Walla Walla Clinic has five internal medicine and seven family medicine practitioners. Each doctor has room for new patients — patient volume everywhere is down, Michelson said.
“How much of that is economy-driven, we cannot know,” he said.
With the onset of health exchange insurance plan users beginning Jan. 1, the clinic is trying to stay flexible.
“The expectation is that if more people are looking for care, we could accommodate that tomorrow,” Michelson said. “What we don’t know is how many of those people are already patients who don’t have insurance but now will. Or how many will come in for services they haven’t come in for in the past.
“With insurance will they actually start seeking out more care than they have at this point?”
While experts predict significant use of doctors, that is bound to be mitigated by the confusion over insurance plans and some people choosing to pay the less-significant penalties of not buying insurance that first year, Michelson added.
At Walla Walla General Hospital, recruiting for internal medicine physicians is ramped up with the recent loss of two internists who moved elsewhere.
“I’m on the hunt for three more internists,” said Brian Anderson, vice president of physician services.
Such providers will be vital as clinics and hospitals begin using a team approach to coordinate and broaden care, he explained. Teams will be grounded by a primary care provider at the center and whatever specialists are right for each patient — perhaps a diabetes educator, pharmacist and a physical therapist.
“It will truly help stabilize people’s health,” Anderson said.
General Hospital’s physician group has one internist and five family medicine providers at the moment, many of those with mature practices with just a 7 percent patient load turnover per year, he said.
Like Michelson and others, Anderson has seen the lure of hospitalist work take potential internal medicine clinic candidates out of the running, he said.
Adventist Medical Group at General Hospital is seeing high patient demand for physicians, partly due to a federal classification as a rural health clinic, stemming from Walla Walla County’s score as a “health professional shortage area,” he said.
Getting federal money based on those factors has allowed his physicians to care for more Medicaid patients and uninsured people, including a migrant population, Anderson explained
“There is a growing need to serve this new group of people who will now be insured. At the same time, the insurance exchange model has reduced reimbursement,” he added.
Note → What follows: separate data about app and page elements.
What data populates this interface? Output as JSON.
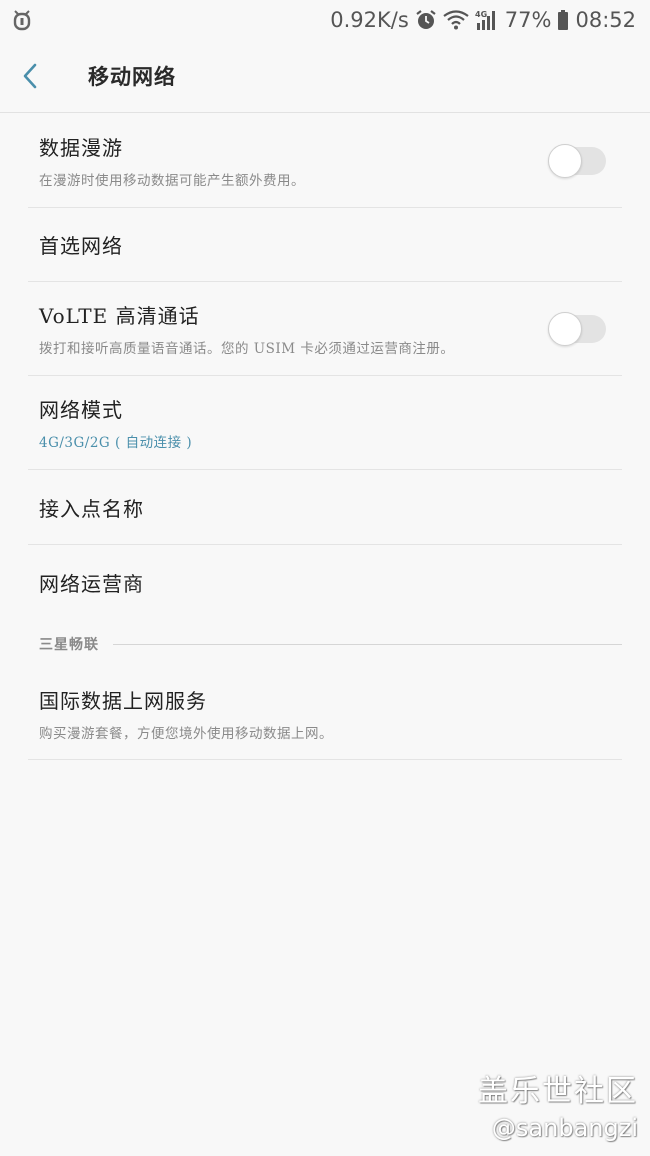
{
  "status_bar": {
    "net_speed": "0.92K/s",
    "battery": "77%",
    "time": "08:52",
    "network_type": "4G",
    "icons": [
      "notification-bug-icon",
      "alarm-icon",
      "wifi-icon",
      "signal-icon",
      "battery-icon"
    ]
  },
  "header": {
    "title": "移动网络",
    "back_icon": "chevron-left-icon"
  },
  "items": {
    "roaming": {
      "title": "数据漫游",
      "subtitle": "在漫游时使用移动数据可能产生额外费用。",
      "toggle_on": false
    },
    "preferred_network": {
      "title": "首选网络"
    },
    "volte": {
      "title": "VoLTE 高清通话",
      "subtitle": "拨打和接听高质量语音通话。您的 USIM 卡必须通过运营商注册。",
      "toggle_on": false
    },
    "network_mode": {
      "title": "网络模式",
      "subtitle": "4G/3G/2G ( 自动连接 )"
    },
    "apn": {
      "title": "接入点名称"
    },
    "operators": {
      "title": "网络运营商"
    }
  },
  "section": {
    "label": "三星畅联"
  },
  "intl_data": {
    "title": "国际数据上网服务",
    "subtitle": "购买漫游套餐，方便您境外使用移动数据上网。"
  },
  "watermark": {
    "line1": "盖乐世社区",
    "line2": "@sanbangzi"
  },
  "colors": {
    "accent": "#4a8fab",
    "background": "#f8f8f8",
    "divider": "#e4e4e4"
  }
}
Some patients, too, will not be able to afford the same level of care they’ve had, Anderson speculated.
“They’ll be coming in for less care,” he said. “At the end of the day, the net sum gain will not be huge. It will be more of a wash.”
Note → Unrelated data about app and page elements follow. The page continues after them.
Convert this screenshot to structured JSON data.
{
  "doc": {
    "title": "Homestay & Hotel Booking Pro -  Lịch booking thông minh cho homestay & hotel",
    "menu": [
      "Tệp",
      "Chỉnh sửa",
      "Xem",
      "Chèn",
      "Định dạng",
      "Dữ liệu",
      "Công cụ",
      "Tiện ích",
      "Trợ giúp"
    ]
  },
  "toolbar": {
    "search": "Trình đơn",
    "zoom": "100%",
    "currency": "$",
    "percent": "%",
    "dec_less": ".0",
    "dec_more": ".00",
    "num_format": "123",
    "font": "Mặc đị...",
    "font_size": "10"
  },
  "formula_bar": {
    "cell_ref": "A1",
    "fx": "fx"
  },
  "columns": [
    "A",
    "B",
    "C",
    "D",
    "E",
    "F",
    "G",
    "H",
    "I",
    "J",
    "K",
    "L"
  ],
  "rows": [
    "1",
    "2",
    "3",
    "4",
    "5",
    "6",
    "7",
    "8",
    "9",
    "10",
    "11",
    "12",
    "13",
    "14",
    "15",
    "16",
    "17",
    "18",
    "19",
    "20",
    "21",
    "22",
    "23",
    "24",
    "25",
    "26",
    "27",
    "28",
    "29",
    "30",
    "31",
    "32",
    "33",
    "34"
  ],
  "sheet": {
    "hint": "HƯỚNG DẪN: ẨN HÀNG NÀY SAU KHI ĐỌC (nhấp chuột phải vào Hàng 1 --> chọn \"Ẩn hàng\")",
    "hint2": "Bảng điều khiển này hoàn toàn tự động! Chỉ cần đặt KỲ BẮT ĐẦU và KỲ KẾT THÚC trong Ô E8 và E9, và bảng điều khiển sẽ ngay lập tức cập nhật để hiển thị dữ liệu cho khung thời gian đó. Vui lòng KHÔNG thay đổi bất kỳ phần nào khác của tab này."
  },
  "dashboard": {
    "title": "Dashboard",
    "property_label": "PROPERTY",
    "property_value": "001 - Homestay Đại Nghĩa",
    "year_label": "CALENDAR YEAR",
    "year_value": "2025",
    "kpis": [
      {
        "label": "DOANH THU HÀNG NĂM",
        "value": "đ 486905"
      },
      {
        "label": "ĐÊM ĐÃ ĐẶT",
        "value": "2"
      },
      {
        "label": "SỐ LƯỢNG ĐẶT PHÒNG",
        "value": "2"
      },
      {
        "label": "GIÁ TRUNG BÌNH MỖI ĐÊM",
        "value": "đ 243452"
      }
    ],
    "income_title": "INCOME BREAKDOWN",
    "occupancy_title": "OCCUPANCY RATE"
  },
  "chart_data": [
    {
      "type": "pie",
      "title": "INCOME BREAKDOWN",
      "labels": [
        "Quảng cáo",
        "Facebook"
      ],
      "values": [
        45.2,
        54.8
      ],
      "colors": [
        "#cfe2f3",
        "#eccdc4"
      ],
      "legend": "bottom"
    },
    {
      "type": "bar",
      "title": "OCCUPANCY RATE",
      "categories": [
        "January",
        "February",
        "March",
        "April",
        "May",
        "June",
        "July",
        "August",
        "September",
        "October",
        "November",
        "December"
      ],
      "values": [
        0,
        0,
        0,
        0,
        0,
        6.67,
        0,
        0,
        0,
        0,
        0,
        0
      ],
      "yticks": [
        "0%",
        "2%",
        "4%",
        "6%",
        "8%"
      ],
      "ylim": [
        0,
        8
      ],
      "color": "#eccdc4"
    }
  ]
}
While Providence St. Mary Medical Group is in good shape for doctors to meet current needs, there have been shortages in the past, said noted Kathleen Obenland, director of public affairs.
“And there are some specialties that are difficult to recruit, like gastroenterologist, neurology, neuropsychology,” she said.
The medical group has six family medicine and four internal medicine practitioners, with some of those doctors having full patient loads, she said. “But there’s always movement” as patients’ circumstances change.
Physician population can also change quickly, Obenland said. “So what’s really good right now, in a year there may be fewer physicians. We just know right now is really good.”
Family Medical Center on Rose Street has nine family practice physicians with room to accommodate increased demand, said Seth Whitmer, clinic manager. He anticipates more need in the early days of the Affordable Care Act that will be reduced over time.
“In looking at other places that’s gone through something similar, once people have coverage, they go in and start taking care of things. And when they see their doctor is going to be there, it tapers off.”
Columbia County Health System is in good shape as well, said Jon Smiley, interim CEO. There are four family doctors between Dayton General Hospital, Waitsburg Clinic and Columbia Family Clinic, he said.
“Being such a small county, we’re only 5,000 people, I really don’t think we’re going to get a real run on demand,” Smiley said.
Sheila Hagar can be reached at email@example.com or 526-8322.